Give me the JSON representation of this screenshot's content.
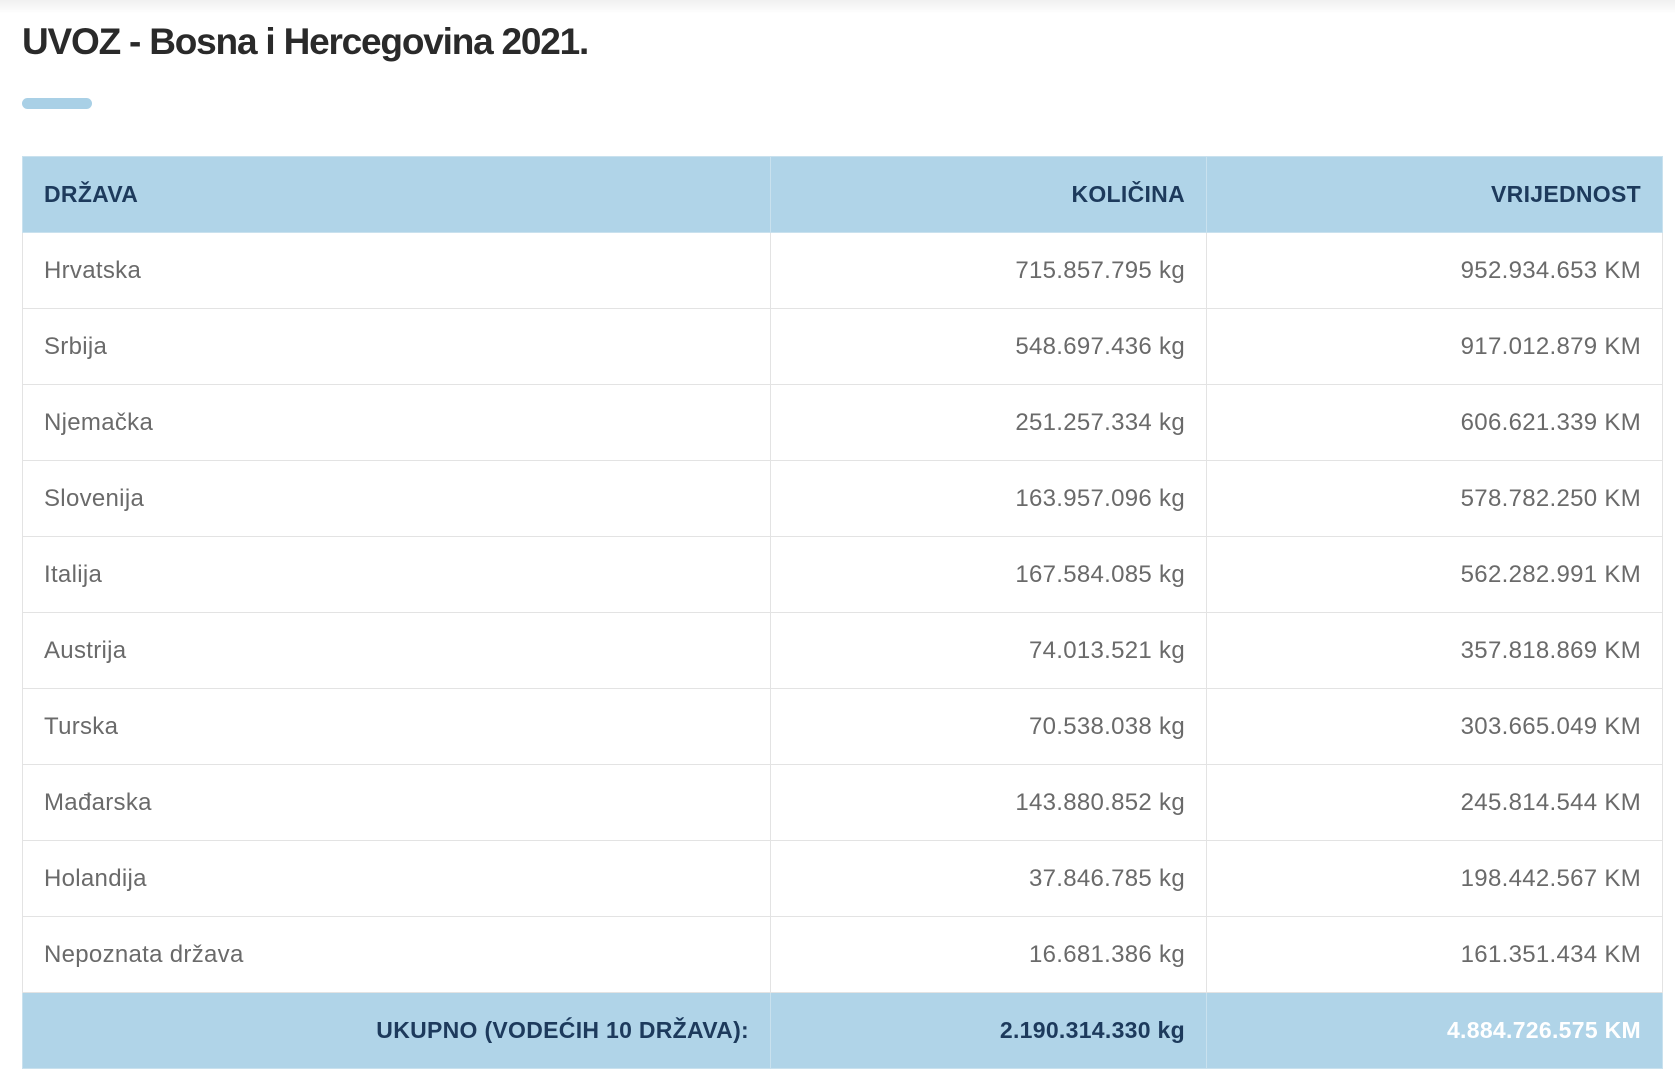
{
  "page": {
    "title": "UVOZ - Bosna i Hercegovina 2021."
  },
  "colors": {
    "header_bg": "#b0d4e8",
    "header_text": "#1d3a5c",
    "accent_bar": "#a9d0e6",
    "body_text": "#6a6a6a"
  },
  "table": {
    "headers": {
      "country": "DRŽAVA",
      "quantity": "KOLIČINA",
      "value": "VRIJEDNOST"
    },
    "rows": [
      {
        "country": "Hrvatska",
        "quantity": "715.857.795 kg",
        "value": "952.934.653 KM"
      },
      {
        "country": "Srbija",
        "quantity": "548.697.436 kg",
        "value": "917.012.879 KM"
      },
      {
        "country": "Njemačka",
        "quantity": "251.257.334 kg",
        "value": "606.621.339 KM"
      },
      {
        "country": "Slovenija",
        "quantity": "163.957.096 kg",
        "value": "578.782.250 KM"
      },
      {
        "country": "Italija",
        "quantity": "167.584.085 kg",
        "value": "562.282.991 KM"
      },
      {
        "country": "Austrija",
        "quantity": "74.013.521 kg",
        "value": "357.818.869 KM"
      },
      {
        "country": "Turska",
        "quantity": "70.538.038 kg",
        "value": "303.665.049 KM"
      },
      {
        "country": "Mađarska",
        "quantity": "143.880.852 kg",
        "value": "245.814.544 KM"
      },
      {
        "country": "Holandija",
        "quantity": "37.846.785 kg",
        "value": "198.442.567 KM"
      },
      {
        "country": "Nepoznata država",
        "quantity": "16.681.386 kg",
        "value": "161.351.434 KM"
      }
    ],
    "footer": {
      "label": "UKUPNO (VODEĆIH 10 DRŽAVA):",
      "quantity": "2.190.314.330 kg",
      "value": "4.884.726.575 KM"
    }
  }
}
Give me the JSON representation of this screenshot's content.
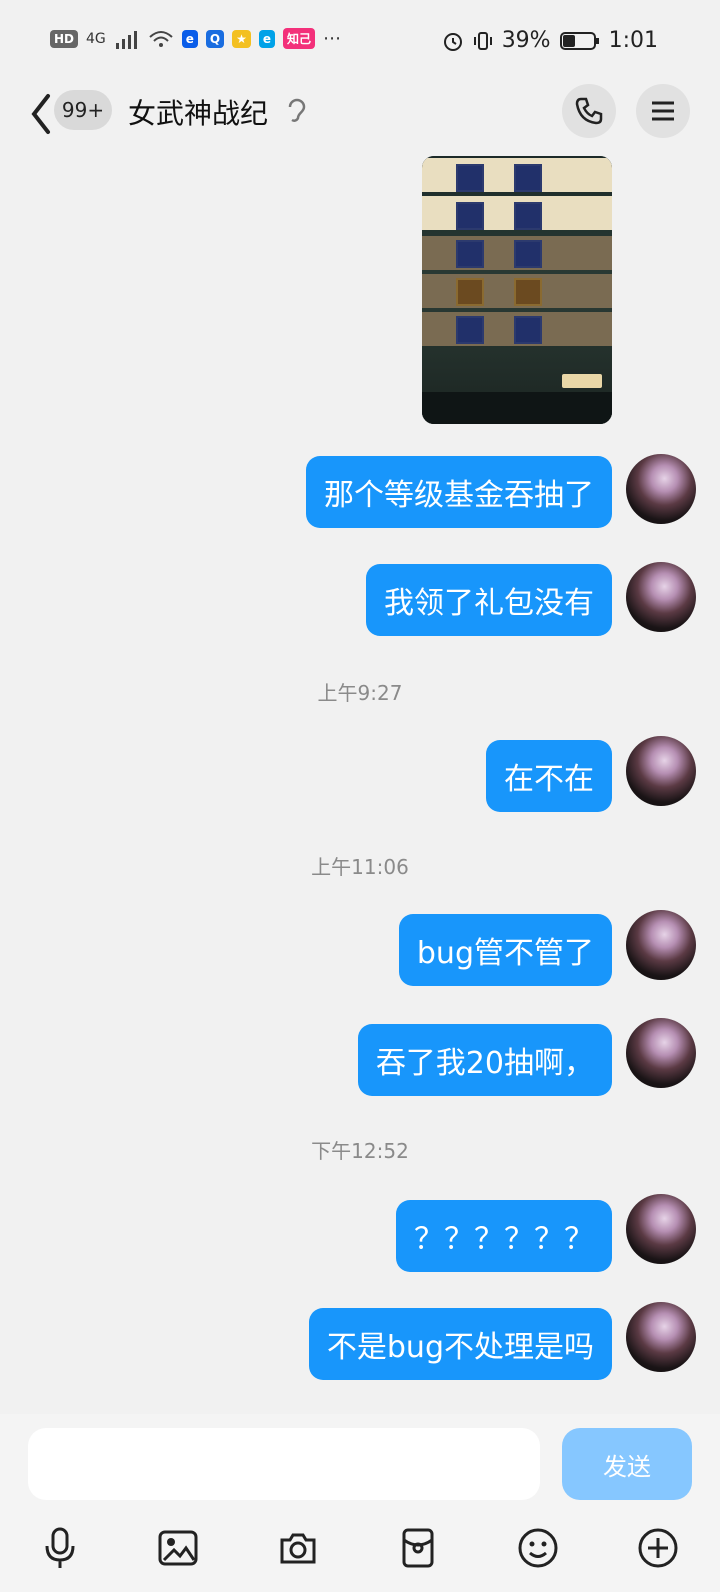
{
  "status_bar": {
    "left": {
      "hd": "HD",
      "network": "4G",
      "app_chip": "知己"
    },
    "right": {
      "battery_percent": "39%",
      "time": "1:01"
    }
  },
  "header": {
    "unread_badge": "99+",
    "title": "女武神战纪"
  },
  "messages": [
    {
      "text": "那个等级基金吞抽了"
    },
    {
      "text": "我领了礼包没有"
    },
    {
      "text": "在不在"
    },
    {
      "text": "bug管不管了"
    },
    {
      "text": "吞了我20抽啊，"
    },
    {
      "text": "？？？？？？"
    },
    {
      "text": "不是bug不处理是吗"
    }
  ],
  "timestamps": [
    "上午9:27",
    "上午11:06",
    "下午12:52"
  ],
  "composer": {
    "send_label": "发送"
  },
  "icons": {
    "status_left": [
      "hd-icon",
      "signal-icon",
      "wifi-icon",
      "app-icon",
      "app-icon",
      "app-icon",
      "app-icon",
      "app-icon",
      "more-icon"
    ],
    "status_right": [
      "alarm-icon",
      "vibrate-icon",
      "battery-icon"
    ],
    "header": [
      "back-chevron-icon",
      "ear-icon",
      "phone-icon",
      "menu-icon"
    ],
    "toolbar": [
      "microphone-icon",
      "image-icon",
      "camera-icon",
      "red-packet-icon",
      "emoji-icon",
      "plus-icon"
    ]
  },
  "colors": {
    "bubble": "#1896FB",
    "send_disabled": "#86C7FF",
    "background": "#F1F1F1"
  }
}
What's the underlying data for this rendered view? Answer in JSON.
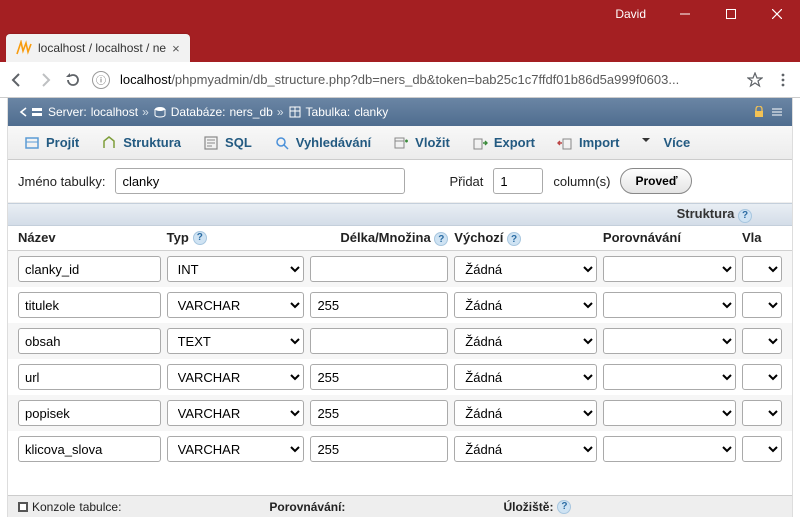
{
  "window": {
    "user": "David"
  },
  "browser_tab": {
    "title": "localhost / localhost / ne"
  },
  "address": {
    "host": "localhost",
    "path": "/phpmyadmin/db_structure.php?db=ners_db&token=bab25c1c7ffdf01b86d5a999f0603..."
  },
  "breadcrumb": {
    "server_label": "Server:",
    "server_value": "localhost",
    "db_label": "Databáze:",
    "db_value": "ners_db",
    "table_label": "Tabulka:",
    "table_value": "clanky"
  },
  "tabs": {
    "browse": "Projít",
    "structure": "Struktura",
    "sql": "SQL",
    "search": "Vyhledávání",
    "insert": "Vložit",
    "export": "Export",
    "import": "Import",
    "more": "Více"
  },
  "toolbar": {
    "table_name_label": "Jméno tabulky:",
    "table_name_value": "clanky",
    "add_label": "Přidat",
    "add_count": "1",
    "columns_label": "column(s)",
    "go": "Proveď"
  },
  "section": {
    "structure": "Struktura"
  },
  "headers": {
    "name": "Název",
    "type": "Typ",
    "length": "Délka/Množina",
    "default": "Výchozí",
    "collation": "Porovnávání",
    "attributes": "Vla"
  },
  "defaults_option": "Žádná",
  "rows": [
    {
      "name": "clanky_id",
      "type": "INT",
      "length": "",
      "def": "Žádná"
    },
    {
      "name": "titulek",
      "type": "VARCHAR",
      "length": "255",
      "def": "Žádná"
    },
    {
      "name": "obsah",
      "type": "TEXT",
      "length": "",
      "def": "Žádná"
    },
    {
      "name": "url",
      "type": "VARCHAR",
      "length": "255",
      "def": "Žádná"
    },
    {
      "name": "popisek",
      "type": "VARCHAR",
      "length": "255",
      "def": "Žádná"
    },
    {
      "name": "klicova_slova",
      "type": "VARCHAR",
      "length": "255",
      "def": "Žádná"
    }
  ],
  "footer": {
    "console": "Konzole",
    "table_suffix": "tabulce:",
    "collation": "Porovnávání:",
    "storage": "Úložiště:"
  }
}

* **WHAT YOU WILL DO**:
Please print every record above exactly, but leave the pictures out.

* **RESPONSE AREA**:
Give me the JSON representation of this screenshot's content.
{
  "page": {
    "title": "UVOZ - Bosna i Hercegovina 2021."
  },
  "colors": {
    "header_bg": "#b0d4e8",
    "header_text": "#1d3a5c",
    "accent_bar": "#a9d0e6",
    "body_text": "#6a6a6a"
  },
  "table": {
    "headers": {
      "country": "DRŽAVA",
      "quantity": "KOLIČINA",
      "value": "VRIJEDNOST"
    },
    "rows": [
      {
        "country": "Hrvatska",
        "quantity": "715.857.795 kg",
        "value": "952.934.653 KM"
      },
      {
        "country": "Srbija",
        "quantity": "548.697.436 kg",
        "value": "917.012.879 KM"
      },
      {
        "country": "Njemačka",
        "quantity": "251.257.334 kg",
        "value": "606.621.339 KM"
      },
      {
        "country": "Slovenija",
        "quantity": "163.957.096 kg",
        "value": "578.782.250 KM"
      },
      {
        "country": "Italija",
        "quantity": "167.584.085 kg",
        "value": "562.282.991 KM"
      },
      {
        "country": "Austrija",
        "quantity": "74.013.521 kg",
        "value": "357.818.869 KM"
      },
      {
        "country": "Turska",
        "quantity": "70.538.038 kg",
        "value": "303.665.049 KM"
      },
      {
        "country": "Mađarska",
        "quantity": "143.880.852 kg",
        "value": "245.814.544 KM"
      },
      {
        "country": "Holandija",
        "quantity": "37.846.785 kg",
        "value": "198.442.567 KM"
      },
      {
        "country": "Nepoznata država",
        "quantity": "16.681.386 kg",
        "value": "161.351.434 KM"
      }
    ],
    "footer": {
      "label": "UKUPNO (VODEĆIH 10 DRŽAVA):",
      "quantity": "2.190.314.330 kg",
      "value": "4.884.726.575 KM"
    }
  }
}
Give me the JSON representation of this screenshot's content.
{
  "status_bar": {
    "left": {
      "hd": "HD",
      "network": "4G",
      "app_chip": "知己"
    },
    "right": {
      "battery_percent": "39%",
      "time": "1:01"
    }
  },
  "header": {
    "unread_badge": "99+",
    "title": "女武神战纪"
  },
  "messages": [
    {
      "text": "那个等级基金吞抽了"
    },
    {
      "text": "我领了礼包没有"
    },
    {
      "text": "在不在"
    },
    {
      "text": "bug管不管了"
    },
    {
      "text": "吞了我20抽啊，"
    },
    {
      "text": "？？？？？？"
    },
    {
      "text": "不是bug不处理是吗"
    }
  ],
  "timestamps": [
    "上午9:27",
    "上午11:06",
    "下午12:52"
  ],
  "composer": {
    "send_label": "发送"
  },
  "icons": {
    "status_left": [
      "hd-icon",
      "signal-icon",
      "wifi-icon",
      "app-icon",
      "app-icon",
      "app-icon",
      "app-icon",
      "app-icon",
      "more-icon"
    ],
    "status_right": [
      "alarm-icon",
      "vibrate-icon",
      "battery-icon"
    ],
    "header": [
      "back-chevron-icon",
      "ear-icon",
      "phone-icon",
      "menu-icon"
    ],
    "toolbar": [
      "microphone-icon",
      "image-icon",
      "camera-icon",
      "red-packet-icon",
      "emoji-icon",
      "plus-icon"
    ]
  },
  "colors": {
    "bubble": "#1896FB",
    "send_disabled": "#86C7FF",
    "background": "#F1F1F1"
  }
}
What's the underlying data for this rendered view? Answer in JSON.
{
  "window": {
    "user": "David"
  },
  "browser_tab": {
    "title": "localhost / localhost / ne"
  },
  "address": {
    "host": "localhost",
    "path": "/phpmyadmin/db_structure.php?db=ners_db&token=bab25c1c7ffdf01b86d5a999f0603..."
  },
  "breadcrumb": {
    "server_label": "Server:",
    "server_value": "localhost",
    "db_label": "Databáze:",
    "db_value": "ners_db",
    "table_label": "Tabulka:",
    "table_value": "clanky"
  },
  "tabs": {
    "browse": "Projít",
    "structure": "Struktura",
    "sql": "SQL",
    "search": "Vyhledávání",
    "insert": "Vložit",
    "export": "Export",
    "import": "Import",
    "more": "Více"
  },
  "toolbar": {
    "table_name_label": "Jméno tabulky:",
    "table_name_value": "clanky",
    "add_label": "Přidat",
    "add_count": "1",
    "columns_label": "column(s)",
    "go": "Proveď"
  },
  "section": {
    "structure": "Struktura"
  },
  "headers": {
    "name": "Název",
    "type": "Typ",
    "length": "Délka/Množina",
    "default": "Výchozí",
    "collation": "Porovnávání",
    "attributes": "Vla"
  },
  "defaults_option": "Žádná",
  "rows": [
    {
      "name": "clanky_id",
      "type": "INT",
      "length": "",
      "def": "Žádná"
    },
    {
      "name": "titulek",
      "type": "VARCHAR",
      "length": "255",
      "def": "Žádná"
    },
    {
      "name": "obsah",
      "type": "TEXT",
      "length": "",
      "def": "Žádná"
    },
    {
      "name": "url",
      "type": "VARCHAR",
      "length": "255",
      "def": "Žádná"
    },
    {
      "name": "popisek",
      "type": "VARCHAR",
      "length": "255",
      "def": "Žádná"
    },
    {
      "name": "klicova_slova",
      "type": "VARCHAR",
      "length": "255",
      "def": "Žádná"
    }
  ],
  "footer": {
    "console": "Konzole",
    "table_suffix": "tabulce:",
    "collation": "Porovnávání:",
    "storage": "Úložiště:"
  }
}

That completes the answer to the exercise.